In recent years, our Office of Research and Evaluation (ORE) established a Memorandum of Understanding (MOU) with NSF to formalize our efforts and foster interagency activities and cofunding of proposals in promising areas of research in the social, behavioral, and forensic sciences. Since then, NIJ and NSF have engaged in a number of collaborative workshops, events, and even cofunded proposals of interest. Specific projects include:

  • The Effects of Civil Protection Orders on Procedural Justice, System Efficacy, and Safety in Domestic Violence Cases (University of Delaware): Combines procedural justice theory and situated justice theory to examine the perception of women who have filed civil protection orders and their faith in the legal system and the effectiveness of the orders. See NSF.gov Award Abstract #1353671 to learn.
  • Crime and Community in a Changing Society, The National Neighborhood Crime Study 2 (Rutgers University and University of New Mexico): Explores the recursive relationship between crime and changing neighborhood conditions, especially racial and ethnic inequality. See NSF.gov Award Abstract #1357207 to learn more.
  • Analysis of the Implementation and Effectiveness of Three Strikes Sentencing Reform (Santa Clara University): Investigates how court officials are implementing reforms to the three strikes law and the effectiveness of these changes at reducing prison populations and sentencing disparities. See NSF.gov Award Abstract #1354490 to learn more.
  • DNA Examiners: Judgment and Influence (Northwestern University): Investigates the contextual clues, such as comments made by a police investigator, on decisions to and how to test forensic evidence; also examines mock jury results on use of forensic evidence.See NSF.gov Award Abstract #1356899 to learn more.
  • Understanding the Youth Engagement in the Plea Process: Predictors and Consequences(George Mason University and University of California-Irvine): Inquiry into the interactions of youth with defense counsel, prosecutor, and judges during plea process. See NSF.gov Award Abstract #1603944 to learn more.
  • Adolescent and Adult Lives of Children of Parents Returning From Prison (American Bar Foundation): Investigating the impact of parents’ re-entry on their children, with particular attention paid to education attainment and transitions to work and adulthood. See NSF.gov Award Abstract #1535563 to learn more.
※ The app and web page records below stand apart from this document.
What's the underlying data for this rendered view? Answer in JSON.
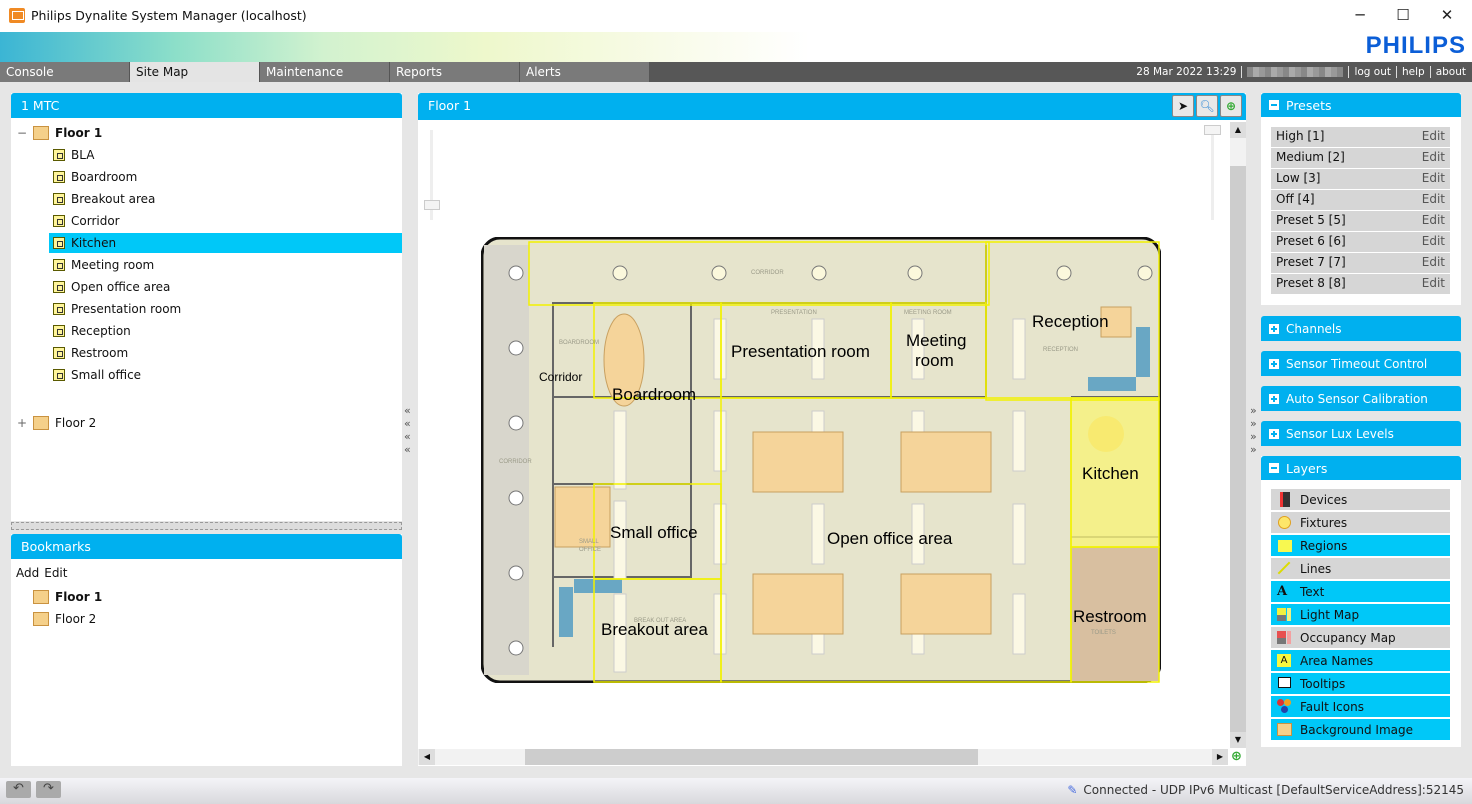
{
  "window": {
    "title": "Philips Dynalite System Manager (localhost)",
    "minimize": "─",
    "maximize": "☐",
    "close": "✕"
  },
  "brand": {
    "logo": "PHILIPS",
    "accent": "#00b0ef",
    "logo_color": "#0b5ed7"
  },
  "tabs": [
    {
      "label": "Console"
    },
    {
      "label": "Site Map",
      "active": true
    },
    {
      "label": "Maintenance"
    },
    {
      "label": "Reports"
    },
    {
      "label": "Alerts"
    }
  ],
  "topbar": {
    "datetime": "28 Mar 2022 13:29",
    "logout": "log out",
    "help": "help",
    "about": "about"
  },
  "tree": {
    "title": "1 MTC",
    "expand_open": "−",
    "expand_closed": "+",
    "floor1": "Floor 1",
    "areas": [
      "BLA",
      "Boardroom",
      "Breakout area",
      "Corridor",
      "Kitchen",
      "Meeting room",
      "Open office area",
      "Presentation room",
      "Reception",
      "Restroom",
      "Small office"
    ],
    "selected": "Kitchen",
    "floor2": "Floor 2"
  },
  "bookmarks": {
    "title": "Bookmarks",
    "add": "Add",
    "edit": "Edit",
    "items": [
      "Floor 1",
      "Floor 2"
    ]
  },
  "map": {
    "title": "Floor 1",
    "tools": [
      "pointer-icon",
      "zoom-icon",
      "pan-icon"
    ],
    "area_names": [
      "Reception",
      "Presentation room",
      "Meeting",
      "room",
      "Boardroom",
      "Corridor",
      "Kitchen",
      "Small office",
      "Open office area",
      "Restroom",
      "Breakout area"
    ],
    "background_labels": [
      "CORRIDOR",
      "CORRIDOR",
      "PRESENTATION",
      "MEETING ROOM",
      "BOARDROOM",
      "RECEPTION",
      "SMALL",
      "OFFICE",
      "BREAK OUT AREA",
      "TOILETS"
    ]
  },
  "presets": {
    "title": "Presets",
    "items": [
      {
        "name": "High [1]",
        "edit": "Edit"
      },
      {
        "name": "Medium [2]",
        "edit": "Edit"
      },
      {
        "name": "Low [3]",
        "edit": "Edit"
      },
      {
        "name": "Off [4]",
        "edit": "Edit"
      },
      {
        "name": "Preset 5 [5]",
        "edit": "Edit"
      },
      {
        "name": "Preset 6 [6]",
        "edit": "Edit"
      },
      {
        "name": "Preset 7 [7]",
        "edit": "Edit"
      },
      {
        "name": "Preset 8 [8]",
        "edit": "Edit"
      }
    ]
  },
  "sections": [
    "Channels",
    "Sensor Timeout Control",
    "Auto Sensor Calibration",
    "Sensor Lux Levels"
  ],
  "layers": {
    "title": "Layers",
    "items": [
      {
        "label": "Devices",
        "on": false
      },
      {
        "label": "Fixtures",
        "on": false
      },
      {
        "label": "Regions",
        "on": true
      },
      {
        "label": "Lines",
        "on": false
      },
      {
        "label": "Text",
        "on": true
      },
      {
        "label": "Light Map",
        "on": true
      },
      {
        "label": "Occupancy Map",
        "on": false
      },
      {
        "label": "Area Names",
        "on": true
      },
      {
        "label": "Tooltips",
        "on": true
      },
      {
        "label": "Fault Icons",
        "on": true
      },
      {
        "label": "Background Image",
        "on": true
      }
    ]
  },
  "status": {
    "connection": "Connected - UDP IPv6 Multicast [DefaultServiceAddress]:52145",
    "back": "↶",
    "forward": "↷"
  }
}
Basic research in a wide array of disciplines can improve public safety outcomes, so in addition to this MOU, which is based around our social and behavioral science agenda, our other NIJ science offices — the Office of Science and Technology (OST) and the Office of Forensic and Investigative Sciences (OIFS) — have longstanding working relationships with NSF. For example, OST and NSF have partnered in the areas of computer and network systems and computer and information science and engineering. Notably, NIJ participates in the Networking and Information Technology Research and Development (NITRD) subcommittee of the National Science and Technology Council with NSF, which hosts NITRD.

Moreover, OIFS and NSF have cofunded efforts related to the development of the Forensic Resource/Reference on Genetics knowledge base, as well as projects to establish Industry/University Cooperative Research Centers in areas relevant to the forensic sciences. Learn more about this program (pdf, 3 pages).

I am pleased to announce that NIJ and NSF are embarking on a new effort to further solidify this relationship. Starting this fall, we will launch a joint initiative that solicits crime and justice research of shared interest to both agencies. NIJ and NSF will jointly review applications, and the most competitive and relevant scientific research proposals will be selected for funding — pending available funds. The collaboration is intended to be open year-round, with at least two closing periods per year for reviewing submissions. Interested applicants should review the interests and priorities of both agencies, and upon release of the opportunity, submit questions to the listed point of contact. Sign up to receive an email when this opportunity (and any other NIJ funding opportunity) is announced.

NIJ and NSF hope that this joint initiative further bridges the gap between basic science and our applied social, behavioral, forensic, and technological sciences.